Jumbled Atoms

A look at Lucretius’ universe.

Just so, don’t think that the holy seats of the gods
Are found in any region of the world.
Our minds can hardly see, remote from sense,
The slender substance of their deities.
As they ever elude the touch and the strike of our hands,
They cannot touch a thing that we can touch.
A thing can’t touch if it’s not touchable.
Therefore their dwellings also must be different
From ours, and be as subtle as their bodies.
Further, to say that for man’s sake the gods
Wished to prepare this glorious world, and therefore
It’s only right to praise their handiwork
And think it will be deathless and eternal—
Shocking, that what the gods in their timeless wisdom
Founded for mankind to outlast the ages
You should ever shake from its base by any force,
Pound it with words and topple it—Memmius, to
Invent such errors and paste them one to the next
Is stupid. What gain can our grateful hearts bestow
Upon the blessed immortal gods, that they
Might take one step to act on our behalf?
What innovation after such long peace
Can lure them on to wish to change their lives?
Only someone whom the old order thwarted
Takes joy in a new one; but if nothing irksome
Has ever befallen you down the beautiful ages,
What could enkindle a love for novelty?
Their lives, I suppose, lay sunk in sorrow and darkness
Until there dawned the birthday of the world?
And what did it hurt, that we had not been made?
Now whoever’s been born, he ought to want to stay
Alive, so long as pleasures keep their charm.
But for him who’s never tasted the love of life—

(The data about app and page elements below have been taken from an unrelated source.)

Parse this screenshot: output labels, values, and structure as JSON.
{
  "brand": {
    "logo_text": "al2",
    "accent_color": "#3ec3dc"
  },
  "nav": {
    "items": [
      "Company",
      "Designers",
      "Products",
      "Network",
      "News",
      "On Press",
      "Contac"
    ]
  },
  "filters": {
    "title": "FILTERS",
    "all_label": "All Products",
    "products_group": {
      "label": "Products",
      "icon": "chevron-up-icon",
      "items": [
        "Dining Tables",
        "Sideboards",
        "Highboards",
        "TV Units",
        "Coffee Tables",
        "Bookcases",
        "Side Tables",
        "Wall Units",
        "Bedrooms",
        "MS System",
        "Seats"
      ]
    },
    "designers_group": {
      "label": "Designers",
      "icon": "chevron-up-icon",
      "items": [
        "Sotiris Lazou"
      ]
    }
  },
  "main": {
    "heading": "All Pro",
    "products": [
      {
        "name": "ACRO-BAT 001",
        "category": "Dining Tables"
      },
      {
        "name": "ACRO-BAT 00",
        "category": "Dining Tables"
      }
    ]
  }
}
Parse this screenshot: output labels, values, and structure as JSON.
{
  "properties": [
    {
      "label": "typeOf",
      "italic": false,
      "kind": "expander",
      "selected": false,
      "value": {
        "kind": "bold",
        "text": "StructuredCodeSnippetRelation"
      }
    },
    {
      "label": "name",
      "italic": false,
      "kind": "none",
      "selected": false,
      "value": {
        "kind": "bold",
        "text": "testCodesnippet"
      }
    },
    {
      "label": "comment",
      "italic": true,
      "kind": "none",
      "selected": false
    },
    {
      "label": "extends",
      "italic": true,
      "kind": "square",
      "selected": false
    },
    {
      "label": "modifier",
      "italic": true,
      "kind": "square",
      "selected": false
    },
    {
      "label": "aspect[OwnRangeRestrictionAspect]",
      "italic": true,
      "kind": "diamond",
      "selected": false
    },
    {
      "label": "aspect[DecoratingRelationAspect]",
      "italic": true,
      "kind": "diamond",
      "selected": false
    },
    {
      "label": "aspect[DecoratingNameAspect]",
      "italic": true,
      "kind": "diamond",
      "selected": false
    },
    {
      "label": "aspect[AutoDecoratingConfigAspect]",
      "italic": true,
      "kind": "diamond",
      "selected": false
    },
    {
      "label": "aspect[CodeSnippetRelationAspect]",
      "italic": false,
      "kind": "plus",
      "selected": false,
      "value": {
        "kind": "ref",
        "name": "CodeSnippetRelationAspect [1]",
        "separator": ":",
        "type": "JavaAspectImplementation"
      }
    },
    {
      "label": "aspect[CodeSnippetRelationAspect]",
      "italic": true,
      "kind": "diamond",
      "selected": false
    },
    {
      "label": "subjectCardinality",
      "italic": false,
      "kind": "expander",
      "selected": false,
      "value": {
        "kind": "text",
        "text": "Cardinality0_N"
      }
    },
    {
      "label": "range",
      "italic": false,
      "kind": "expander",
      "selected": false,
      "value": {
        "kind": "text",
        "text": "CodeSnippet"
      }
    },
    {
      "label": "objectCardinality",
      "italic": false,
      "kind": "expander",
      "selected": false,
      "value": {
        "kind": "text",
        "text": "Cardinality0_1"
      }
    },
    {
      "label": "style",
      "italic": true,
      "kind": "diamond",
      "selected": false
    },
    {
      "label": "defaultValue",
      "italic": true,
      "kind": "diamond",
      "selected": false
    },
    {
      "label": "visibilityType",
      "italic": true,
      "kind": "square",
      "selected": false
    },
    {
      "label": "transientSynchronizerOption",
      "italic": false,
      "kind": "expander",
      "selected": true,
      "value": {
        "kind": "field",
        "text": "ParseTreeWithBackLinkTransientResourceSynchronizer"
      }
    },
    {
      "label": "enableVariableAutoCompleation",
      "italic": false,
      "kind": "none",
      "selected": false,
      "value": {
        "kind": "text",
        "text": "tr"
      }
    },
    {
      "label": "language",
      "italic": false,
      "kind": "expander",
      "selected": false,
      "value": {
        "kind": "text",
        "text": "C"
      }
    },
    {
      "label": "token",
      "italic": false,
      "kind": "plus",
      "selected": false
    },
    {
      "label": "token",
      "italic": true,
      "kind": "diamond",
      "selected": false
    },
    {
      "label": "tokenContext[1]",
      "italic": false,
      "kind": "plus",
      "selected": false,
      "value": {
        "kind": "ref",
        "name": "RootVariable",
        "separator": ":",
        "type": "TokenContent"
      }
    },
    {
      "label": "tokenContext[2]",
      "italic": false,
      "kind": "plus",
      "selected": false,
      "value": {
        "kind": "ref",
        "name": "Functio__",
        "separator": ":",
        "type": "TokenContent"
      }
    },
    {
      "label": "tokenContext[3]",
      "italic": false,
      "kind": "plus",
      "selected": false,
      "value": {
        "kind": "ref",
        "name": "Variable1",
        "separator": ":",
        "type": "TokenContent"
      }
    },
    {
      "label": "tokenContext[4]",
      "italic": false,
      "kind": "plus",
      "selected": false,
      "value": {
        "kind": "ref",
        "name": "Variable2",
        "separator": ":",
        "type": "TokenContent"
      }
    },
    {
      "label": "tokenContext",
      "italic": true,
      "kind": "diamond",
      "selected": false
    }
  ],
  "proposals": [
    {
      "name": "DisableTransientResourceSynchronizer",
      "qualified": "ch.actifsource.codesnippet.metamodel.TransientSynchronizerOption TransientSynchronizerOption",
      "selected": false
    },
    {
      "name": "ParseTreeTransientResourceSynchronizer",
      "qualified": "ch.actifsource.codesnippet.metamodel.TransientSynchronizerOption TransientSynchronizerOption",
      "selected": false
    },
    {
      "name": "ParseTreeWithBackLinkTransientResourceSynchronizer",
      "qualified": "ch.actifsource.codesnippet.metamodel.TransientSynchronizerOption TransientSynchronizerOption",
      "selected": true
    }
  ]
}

Never been on the roster—what harm, in not being born?
The model, moreover, first planted in their minds
For the very idea of man and the birth of the world,

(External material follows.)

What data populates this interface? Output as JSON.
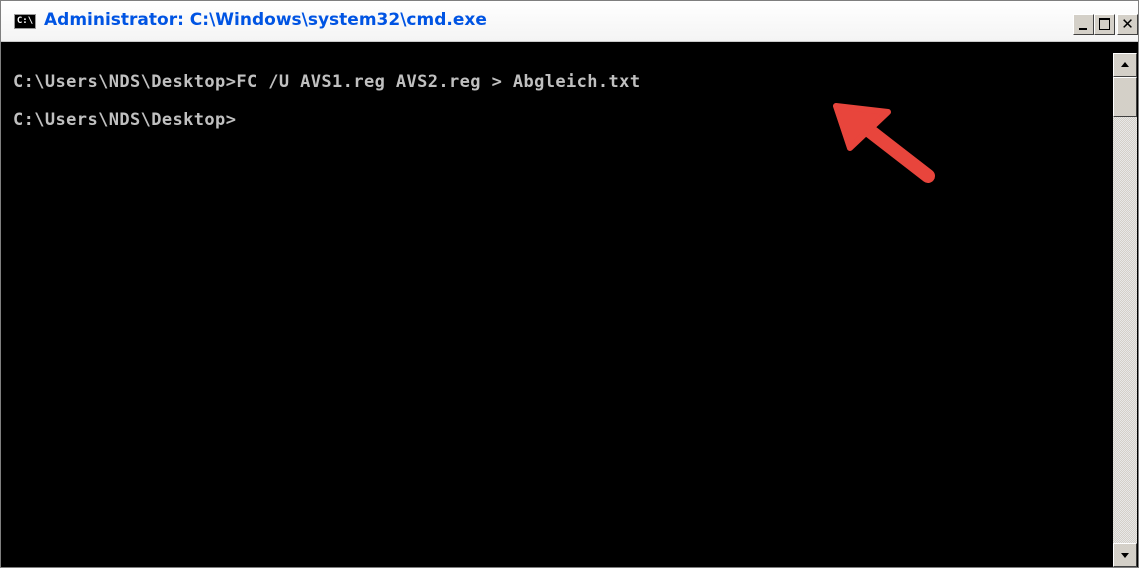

Where did they get it? How could they see what to make?
How could they ever find out about first beginnings,
What those might make when you shuffle their order, if

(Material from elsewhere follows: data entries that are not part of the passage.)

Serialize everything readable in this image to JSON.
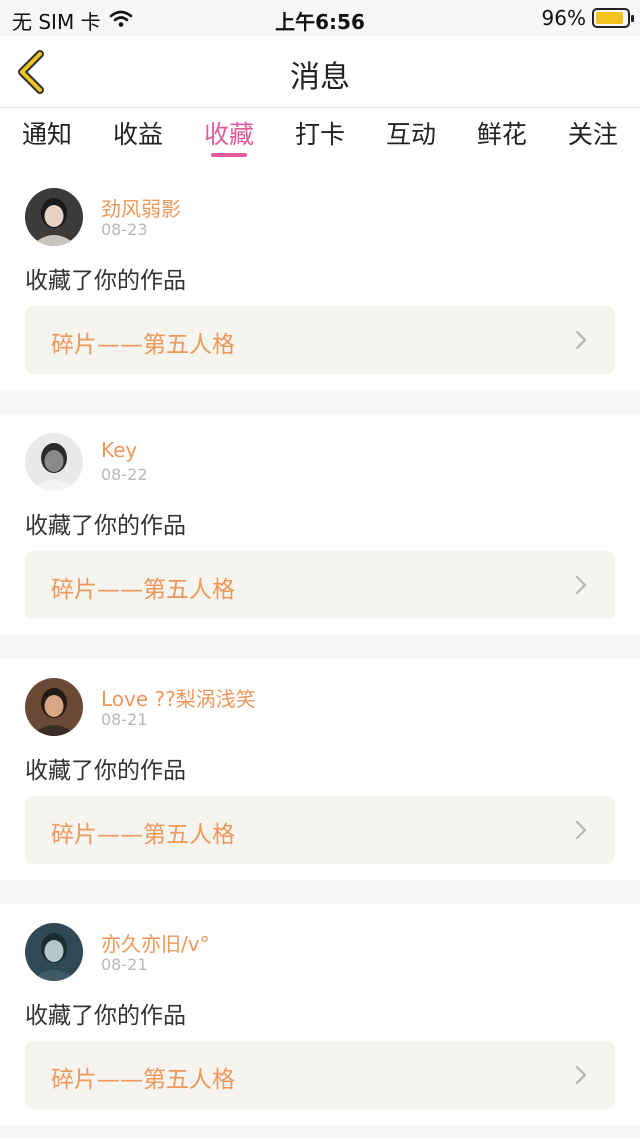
{
  "status_bar": {
    "carrier": "无 SIM 卡",
    "time": "上午6:56",
    "battery": "96%",
    "battery_level": 0.96
  },
  "nav": {
    "title": "消息"
  },
  "tabs": [
    {
      "label": "通知",
      "active": false
    },
    {
      "label": "收益",
      "active": false
    },
    {
      "label": "收藏",
      "active": true
    },
    {
      "label": "打卡",
      "active": false
    },
    {
      "label": "互动",
      "active": false
    },
    {
      "label": "鲜花",
      "active": false
    },
    {
      "label": "关注",
      "active": false
    }
  ],
  "colors": {
    "accent": "#e45c9b",
    "name": "#f0975a",
    "card_bg": "#f5f4ee"
  },
  "items": [
    {
      "user": "劲风弱影",
      "date": "08-23",
      "action": "收藏了你的作品",
      "work": "碎片——第五人格"
    },
    {
      "user": "Key",
      "date": "08-22",
      "action": "收藏了你的作品",
      "work": "碎片——第五人格"
    },
    {
      "user": "Love ??梨涡浅笑",
      "date": "08-21",
      "action": "收藏了你的作品",
      "work": "碎片——第五人格"
    },
    {
      "user": "亦久亦旧/v°",
      "date": "08-21",
      "action": "收藏了你的作品",
      "work": "碎片——第五人格"
    }
  ]
}
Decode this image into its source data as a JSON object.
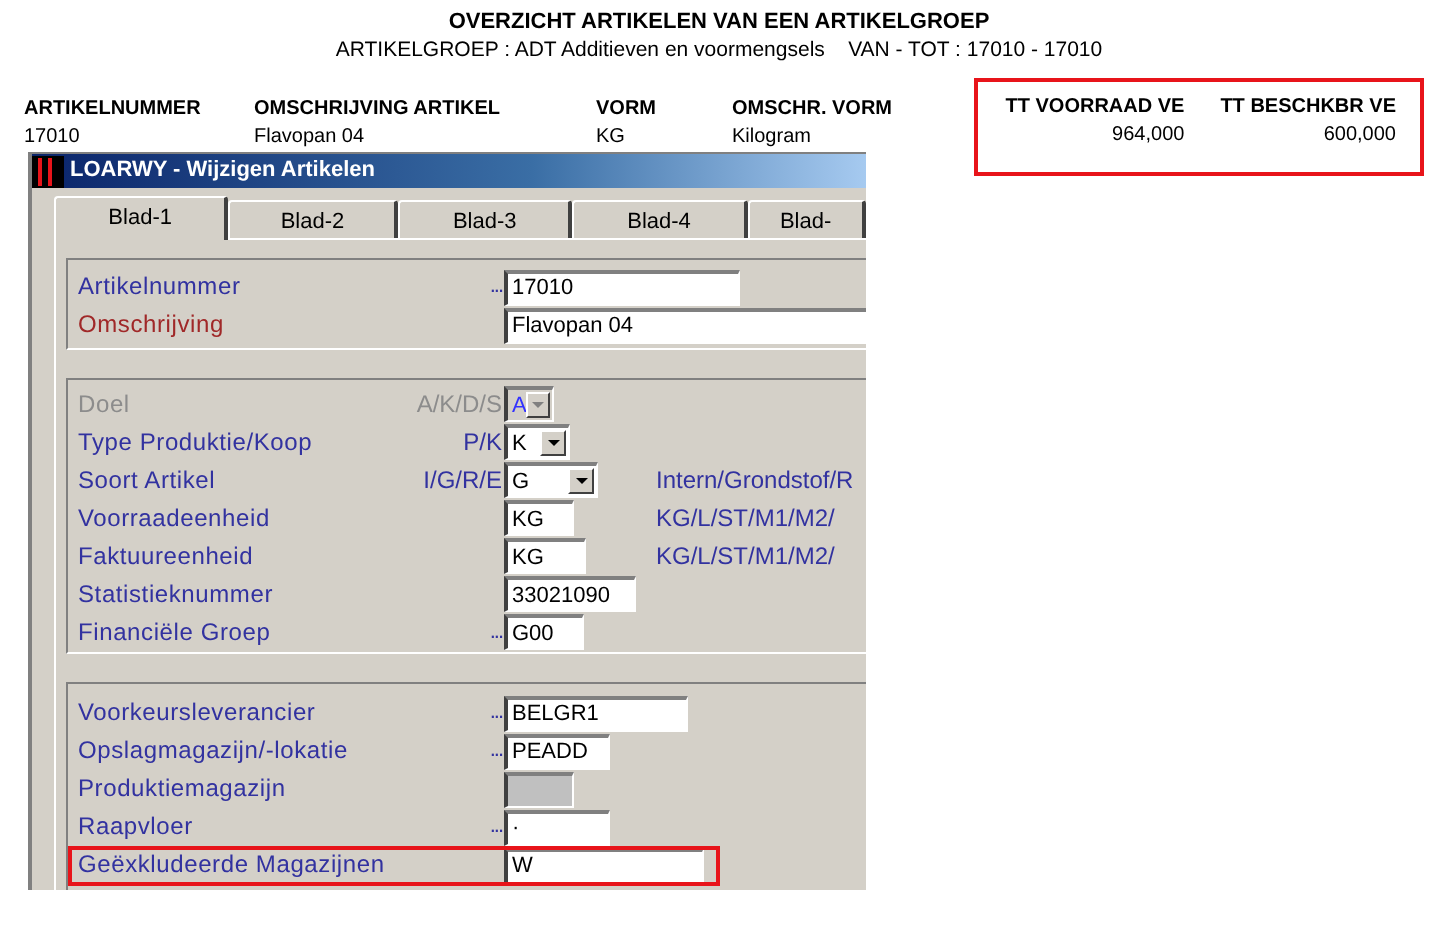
{
  "report": {
    "title": "OVERZICHT ARTIKELEN VAN EEN ARTIKELGROEP",
    "subtitle": "ARTIKELGROEP : ADT Additieven en voormengsels    VAN - TOT : 17010 - 17010",
    "columns": [
      "ARTIKELNUMMER",
      "OMSCHRIJVING ARTIKEL",
      "VORM",
      "OMSCHR. VORM"
    ],
    "row": [
      "17010",
      "Flavopan 04",
      "KG",
      "Kilogram"
    ],
    "totals": {
      "highlighted": true,
      "columns": [
        "TT VOORRAAD VE",
        "TT BESCHKBR VE"
      ],
      "values": [
        "964,000",
        "600,000"
      ]
    }
  },
  "window": {
    "title": "LOARWY - Wijzigen Artikelen",
    "tabs": [
      {
        "label": "Blad-1",
        "selected": true
      },
      {
        "label": "Blad-2",
        "selected": false
      },
      {
        "label": "Blad-3",
        "selected": false
      },
      {
        "label": "Blad-4",
        "selected": false
      },
      {
        "label": "Blad-",
        "selected": false
      }
    ],
    "groups": [
      [
        {
          "label": "Artikelnummer",
          "color": "#3232a0",
          "lookup": "...",
          "kind": "text",
          "value": "17010"
        },
        {
          "label": "Omschrijving",
          "color": "#a02828",
          "kind": "text",
          "value": "Flavopan 04"
        }
      ],
      [
        {
          "label": "Doel",
          "color": "#8c8c8c",
          "code": "A/K/D/S",
          "kind": "combo",
          "value": "A",
          "disabled": true
        },
        {
          "label": "Type Produktie/Koop",
          "color": "#3232a0",
          "code": "P/K",
          "kind": "combo",
          "value": "K",
          "disabled": false
        },
        {
          "label": "Soort Artikel",
          "color": "#3232a0",
          "code": "I/G/R/E",
          "kind": "combo",
          "value": "G",
          "disabled": false,
          "hint": "Intern/Grondstof/R"
        },
        {
          "label": "Voorraadeenheid",
          "color": "#3232a0",
          "kind": "text",
          "value": "KG",
          "hint": "KG/L/ST/M1/M2/"
        },
        {
          "label": "Faktuureenheid",
          "color": "#3232a0",
          "kind": "text",
          "value": "KG",
          "hint": "KG/L/ST/M1/M2/"
        },
        {
          "label": "Statistieknummer",
          "color": "#3232a0",
          "kind": "text",
          "value": "33021090"
        },
        {
          "label": "Financiële Groep",
          "color": "#3232a0",
          "lookup": "...",
          "kind": "text",
          "value": "G00"
        }
      ],
      [
        {
          "label": "Voorkeursleverancier",
          "color": "#3232a0",
          "lookup": "...",
          "kind": "text",
          "value": "BELGR1"
        },
        {
          "label": "Opslagmagazijn/-lokatie",
          "color": "#3232a0",
          "lookup": "...",
          "kind": "text",
          "value": "PEADD"
        },
        {
          "label": "Produktiemagazijn",
          "color": "#3232a0",
          "kind": "disabled"
        },
        {
          "label": "Raapvloer",
          "color": "#3232a0",
          "lookup": "...",
          "kind": "text",
          "value": "·"
        },
        {
          "label": "Geëxkludeerde Magazijnen",
          "color": "#3232a0",
          "kind": "text",
          "value": "W",
          "highlighted": true
        }
      ]
    ]
  }
}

Nature herself had given them no peek?
But many atoms jumbled in many ways,
Spurred on by blows through the endless stretch of time,
Are launched and driven along by their own weight
And come together and try all combinations,
Whatever their assemblies might create;
No wonder then, if into such arrangements
They happen also to fall, the tracks that would
Bring forth and still restore the universe.
But if I knew nothing of atoms, of what they were,
Still from the very ways of the heavens, from many
Other things I could name, I’d dare to assert
And prove that not for us and not by gods
Was this world made. There’s too much wrong with it!



From On the Nature of Things. Cicero once described Lucretius’ poetry as “touched by flashes of genius.” Lucretius had a deep contempt for the soothsayers and fortune-tellers, who stirred up religious fear; the first time he describes religion in his poem, it assumes the form of a monster in the sky. St. Jerome claimed that Lucretius was driven insane by a love potion and then committed suicide.